Many of the ideas of Brotherhood, Indian Lore, Fraternity, Service to others and Cheerfulness, that would become the foundations for the future of the Order of the Arrow, can be found in the activities and ceremonies of this church-based brotherhood (named in honor of the first two apostles to bring converts into the early Christian Church).

In June 1907 when Urner Goodman was a 16 year old, the Tioga Church newsletter reported that,

Members of both the men's and boy's chapters . . . at the close of the services formed the Brotherhood Circle.

In the years before Scouting the Boys Brotherhood often went on hikes to their favorite spot, a place called “Indian Rock.” At one meeting “E. Urner Goodman was especially good with his violin. He was so much appreciated that he came near having to play two encores.”

The Brotherhood also organized summer camps that were two weeks long or longer, perhaps fostering the idea of the importance of long-term camping for causing the qualities of cheerful servant leadership, which Dr. Goodman later sought to recognize, to rise to the surface.
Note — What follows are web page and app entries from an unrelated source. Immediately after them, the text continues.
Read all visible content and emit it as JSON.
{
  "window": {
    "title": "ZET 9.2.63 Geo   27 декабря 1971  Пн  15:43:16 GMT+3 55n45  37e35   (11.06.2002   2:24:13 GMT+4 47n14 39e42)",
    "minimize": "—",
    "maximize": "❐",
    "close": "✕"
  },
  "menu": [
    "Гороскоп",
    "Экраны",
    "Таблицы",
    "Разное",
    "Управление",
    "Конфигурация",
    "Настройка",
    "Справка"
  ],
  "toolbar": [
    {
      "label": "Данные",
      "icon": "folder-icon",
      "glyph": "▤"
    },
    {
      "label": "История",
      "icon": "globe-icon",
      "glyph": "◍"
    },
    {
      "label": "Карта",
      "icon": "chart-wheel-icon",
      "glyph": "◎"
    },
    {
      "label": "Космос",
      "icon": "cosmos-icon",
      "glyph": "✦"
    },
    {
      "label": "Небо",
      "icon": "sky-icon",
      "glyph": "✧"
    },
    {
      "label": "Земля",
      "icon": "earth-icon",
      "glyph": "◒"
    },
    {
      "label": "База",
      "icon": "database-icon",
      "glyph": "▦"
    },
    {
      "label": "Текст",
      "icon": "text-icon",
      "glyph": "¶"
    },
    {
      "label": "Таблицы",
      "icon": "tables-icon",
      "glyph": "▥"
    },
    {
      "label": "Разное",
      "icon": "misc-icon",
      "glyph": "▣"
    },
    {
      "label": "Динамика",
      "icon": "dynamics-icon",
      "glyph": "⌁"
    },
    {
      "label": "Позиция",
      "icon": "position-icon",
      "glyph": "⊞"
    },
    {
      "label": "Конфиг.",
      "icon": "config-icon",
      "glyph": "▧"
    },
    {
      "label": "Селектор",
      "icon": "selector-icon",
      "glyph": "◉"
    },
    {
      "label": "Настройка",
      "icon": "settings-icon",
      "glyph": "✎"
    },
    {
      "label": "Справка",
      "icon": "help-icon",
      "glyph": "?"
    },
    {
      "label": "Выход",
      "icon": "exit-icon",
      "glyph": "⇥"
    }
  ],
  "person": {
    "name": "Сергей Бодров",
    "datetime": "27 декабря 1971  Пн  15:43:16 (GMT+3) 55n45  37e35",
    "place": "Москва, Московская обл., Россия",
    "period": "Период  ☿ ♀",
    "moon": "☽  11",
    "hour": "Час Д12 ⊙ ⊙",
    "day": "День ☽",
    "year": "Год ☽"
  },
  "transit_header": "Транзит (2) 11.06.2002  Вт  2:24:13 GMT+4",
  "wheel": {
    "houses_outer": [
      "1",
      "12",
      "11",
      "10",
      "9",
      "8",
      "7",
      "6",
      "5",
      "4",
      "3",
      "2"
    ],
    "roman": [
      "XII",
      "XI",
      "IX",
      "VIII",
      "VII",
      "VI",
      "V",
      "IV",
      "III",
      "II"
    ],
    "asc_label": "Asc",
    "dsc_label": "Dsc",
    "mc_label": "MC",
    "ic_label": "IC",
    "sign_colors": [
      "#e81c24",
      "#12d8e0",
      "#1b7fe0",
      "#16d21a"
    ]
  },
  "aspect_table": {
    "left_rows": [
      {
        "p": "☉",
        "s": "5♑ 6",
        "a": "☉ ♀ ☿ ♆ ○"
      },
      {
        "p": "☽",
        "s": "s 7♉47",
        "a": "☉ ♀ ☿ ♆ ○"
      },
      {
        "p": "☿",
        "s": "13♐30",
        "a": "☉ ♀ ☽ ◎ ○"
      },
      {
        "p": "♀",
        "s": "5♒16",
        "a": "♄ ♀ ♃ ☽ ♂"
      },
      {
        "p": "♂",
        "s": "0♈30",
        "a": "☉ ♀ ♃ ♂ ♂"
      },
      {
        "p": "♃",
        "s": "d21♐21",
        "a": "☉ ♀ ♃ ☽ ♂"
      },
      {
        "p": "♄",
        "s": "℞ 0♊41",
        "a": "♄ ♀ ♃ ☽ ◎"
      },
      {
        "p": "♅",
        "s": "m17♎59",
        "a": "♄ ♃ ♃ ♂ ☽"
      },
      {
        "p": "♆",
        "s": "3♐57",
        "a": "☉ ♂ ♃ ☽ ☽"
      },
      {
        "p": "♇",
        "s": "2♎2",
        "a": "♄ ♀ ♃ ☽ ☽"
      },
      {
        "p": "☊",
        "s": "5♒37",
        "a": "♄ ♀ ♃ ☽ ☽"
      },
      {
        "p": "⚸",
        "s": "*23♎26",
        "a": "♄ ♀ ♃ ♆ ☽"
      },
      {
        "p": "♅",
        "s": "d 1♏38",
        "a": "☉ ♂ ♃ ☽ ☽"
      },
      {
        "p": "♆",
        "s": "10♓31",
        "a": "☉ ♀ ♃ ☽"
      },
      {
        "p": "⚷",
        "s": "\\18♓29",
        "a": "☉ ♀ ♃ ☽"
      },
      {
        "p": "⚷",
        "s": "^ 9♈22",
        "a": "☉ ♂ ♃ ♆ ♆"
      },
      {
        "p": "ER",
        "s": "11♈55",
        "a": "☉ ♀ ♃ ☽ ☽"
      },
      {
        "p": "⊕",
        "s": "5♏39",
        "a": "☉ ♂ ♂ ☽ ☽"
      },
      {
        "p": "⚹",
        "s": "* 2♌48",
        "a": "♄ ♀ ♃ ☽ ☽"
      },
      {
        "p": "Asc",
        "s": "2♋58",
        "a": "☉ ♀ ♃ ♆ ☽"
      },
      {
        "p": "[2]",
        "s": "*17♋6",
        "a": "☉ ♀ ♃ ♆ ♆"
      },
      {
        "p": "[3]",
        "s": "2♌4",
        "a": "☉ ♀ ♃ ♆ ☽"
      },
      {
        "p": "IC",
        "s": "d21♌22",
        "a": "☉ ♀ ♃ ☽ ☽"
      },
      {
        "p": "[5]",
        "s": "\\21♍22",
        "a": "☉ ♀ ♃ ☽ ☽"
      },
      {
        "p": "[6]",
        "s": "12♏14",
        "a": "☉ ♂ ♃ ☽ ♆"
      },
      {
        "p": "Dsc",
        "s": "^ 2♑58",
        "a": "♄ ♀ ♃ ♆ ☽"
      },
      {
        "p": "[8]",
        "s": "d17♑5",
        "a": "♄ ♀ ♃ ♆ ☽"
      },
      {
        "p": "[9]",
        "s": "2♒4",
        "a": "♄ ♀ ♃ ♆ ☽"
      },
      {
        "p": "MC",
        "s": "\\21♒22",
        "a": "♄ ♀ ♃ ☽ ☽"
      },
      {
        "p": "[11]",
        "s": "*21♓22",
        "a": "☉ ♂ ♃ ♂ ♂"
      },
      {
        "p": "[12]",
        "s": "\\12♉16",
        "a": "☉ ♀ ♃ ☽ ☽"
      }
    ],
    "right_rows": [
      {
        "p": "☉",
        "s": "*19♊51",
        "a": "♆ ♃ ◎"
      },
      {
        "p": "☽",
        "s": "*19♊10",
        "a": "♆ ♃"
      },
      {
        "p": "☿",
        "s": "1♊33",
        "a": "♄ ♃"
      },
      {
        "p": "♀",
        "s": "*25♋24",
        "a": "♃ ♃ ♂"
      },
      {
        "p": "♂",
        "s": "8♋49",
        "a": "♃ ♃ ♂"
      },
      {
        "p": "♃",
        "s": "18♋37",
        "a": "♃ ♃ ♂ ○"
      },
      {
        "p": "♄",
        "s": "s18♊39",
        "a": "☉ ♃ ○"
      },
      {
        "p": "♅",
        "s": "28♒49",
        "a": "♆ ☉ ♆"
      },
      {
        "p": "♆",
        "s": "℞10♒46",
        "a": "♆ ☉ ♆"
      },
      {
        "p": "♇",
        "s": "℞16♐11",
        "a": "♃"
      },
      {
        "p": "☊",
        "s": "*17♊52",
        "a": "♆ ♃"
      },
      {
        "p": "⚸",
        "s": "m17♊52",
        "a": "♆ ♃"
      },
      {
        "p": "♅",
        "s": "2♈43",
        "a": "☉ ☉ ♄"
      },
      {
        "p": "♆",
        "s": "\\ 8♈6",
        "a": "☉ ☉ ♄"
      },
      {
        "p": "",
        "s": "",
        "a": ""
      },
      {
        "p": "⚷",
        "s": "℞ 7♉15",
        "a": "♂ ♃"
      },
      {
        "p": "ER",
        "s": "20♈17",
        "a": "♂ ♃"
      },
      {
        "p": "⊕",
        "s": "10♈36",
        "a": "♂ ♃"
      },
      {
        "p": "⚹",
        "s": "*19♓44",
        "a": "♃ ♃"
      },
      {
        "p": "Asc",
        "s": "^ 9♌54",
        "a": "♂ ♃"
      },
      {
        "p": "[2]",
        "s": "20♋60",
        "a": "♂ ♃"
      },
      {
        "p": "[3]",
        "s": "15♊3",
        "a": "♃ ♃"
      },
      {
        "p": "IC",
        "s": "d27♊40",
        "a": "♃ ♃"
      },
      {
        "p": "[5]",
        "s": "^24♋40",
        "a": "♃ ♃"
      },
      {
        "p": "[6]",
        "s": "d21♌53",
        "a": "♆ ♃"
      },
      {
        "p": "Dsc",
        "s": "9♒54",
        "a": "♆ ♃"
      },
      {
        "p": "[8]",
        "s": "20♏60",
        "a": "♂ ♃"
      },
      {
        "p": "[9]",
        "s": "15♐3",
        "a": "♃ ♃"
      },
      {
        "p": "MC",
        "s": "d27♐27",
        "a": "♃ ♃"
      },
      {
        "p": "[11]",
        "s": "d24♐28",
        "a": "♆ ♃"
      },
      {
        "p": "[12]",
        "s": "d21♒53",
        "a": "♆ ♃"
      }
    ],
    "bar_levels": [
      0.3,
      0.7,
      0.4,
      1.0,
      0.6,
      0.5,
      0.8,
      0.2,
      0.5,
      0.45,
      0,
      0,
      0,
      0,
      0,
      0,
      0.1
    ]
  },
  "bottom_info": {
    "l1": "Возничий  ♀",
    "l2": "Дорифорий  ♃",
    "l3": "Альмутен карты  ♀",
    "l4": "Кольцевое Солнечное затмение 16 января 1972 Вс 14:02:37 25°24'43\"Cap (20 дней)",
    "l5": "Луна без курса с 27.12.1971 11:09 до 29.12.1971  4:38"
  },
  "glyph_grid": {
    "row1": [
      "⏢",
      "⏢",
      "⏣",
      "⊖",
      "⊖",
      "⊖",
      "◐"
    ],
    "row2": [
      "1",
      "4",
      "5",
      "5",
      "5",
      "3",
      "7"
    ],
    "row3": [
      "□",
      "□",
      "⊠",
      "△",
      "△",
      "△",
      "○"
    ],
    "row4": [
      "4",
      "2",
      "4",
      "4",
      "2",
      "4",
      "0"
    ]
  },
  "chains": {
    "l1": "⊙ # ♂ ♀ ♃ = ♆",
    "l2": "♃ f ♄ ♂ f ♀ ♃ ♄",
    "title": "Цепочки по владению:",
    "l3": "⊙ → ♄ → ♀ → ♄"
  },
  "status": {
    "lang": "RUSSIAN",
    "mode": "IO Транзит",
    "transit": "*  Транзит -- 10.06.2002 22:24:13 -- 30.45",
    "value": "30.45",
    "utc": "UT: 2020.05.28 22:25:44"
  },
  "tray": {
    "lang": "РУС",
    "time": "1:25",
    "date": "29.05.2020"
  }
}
In a 1908 article, the church newsletter reported that, “The 'Sioux Indians' of our Chapter, will encamp for a few weeks at Walnut Hill.”

Early ideas about a Vigil-like experience also appear to have been present. A December 1908 article mentions that, “Our Brotherhood held its first watch night service.”

By early 1909 an 18-year-old E. Urner Goodman was listed as one of the boys responsible for leading the meetings. That summer saw,

the organizing of all the boys in camp into a Greek Fraternity, with each tent group as a separate Chapter, and having its own boy representative to the Grand Council, whose business it was to plan the various forms of amusement.

Admission to the fraternity was done during a nighttime ceremony.

By September 1911, E. Urner Goodman was 20 years old and made the difficult choice to leave his position as an associate leader of the Brotherhood of Andrew and Philip to accept the commission to become the Scoutmaster of Troop 1, which was also based at Tioga Church.

In his farewell letter to the members of his former brotherhood, Dr. Goodman wrote, in words as relevant today as they were over 100 years ago:

My Dear Boys:

After two years of active service for my Master and the Boy, with your organization, I cannot pass lightly my departure from that work, which has been such a joy to me during those years . . . In leaving may I just cite a couple of things requisite to the welfare of your Brotherhood just now? . . .Lift some of the burdens from your leader . . . Be earnest, boys; be loyal and true; make that Brotherhood of yours a glorious one . . . My own prayer for you is that God's richest blessing, His Guidance, may be with you . . . In closing, will you think me selfish if I ask one thing? If you heed it, it will help me when I can't be with you in your work. Will you sometimes, at home or in your meetings, pray for him who was once your associate leader and whose heart is still full of love for you boys?

Affectionately your friend,

EDW. URNER GOODMAN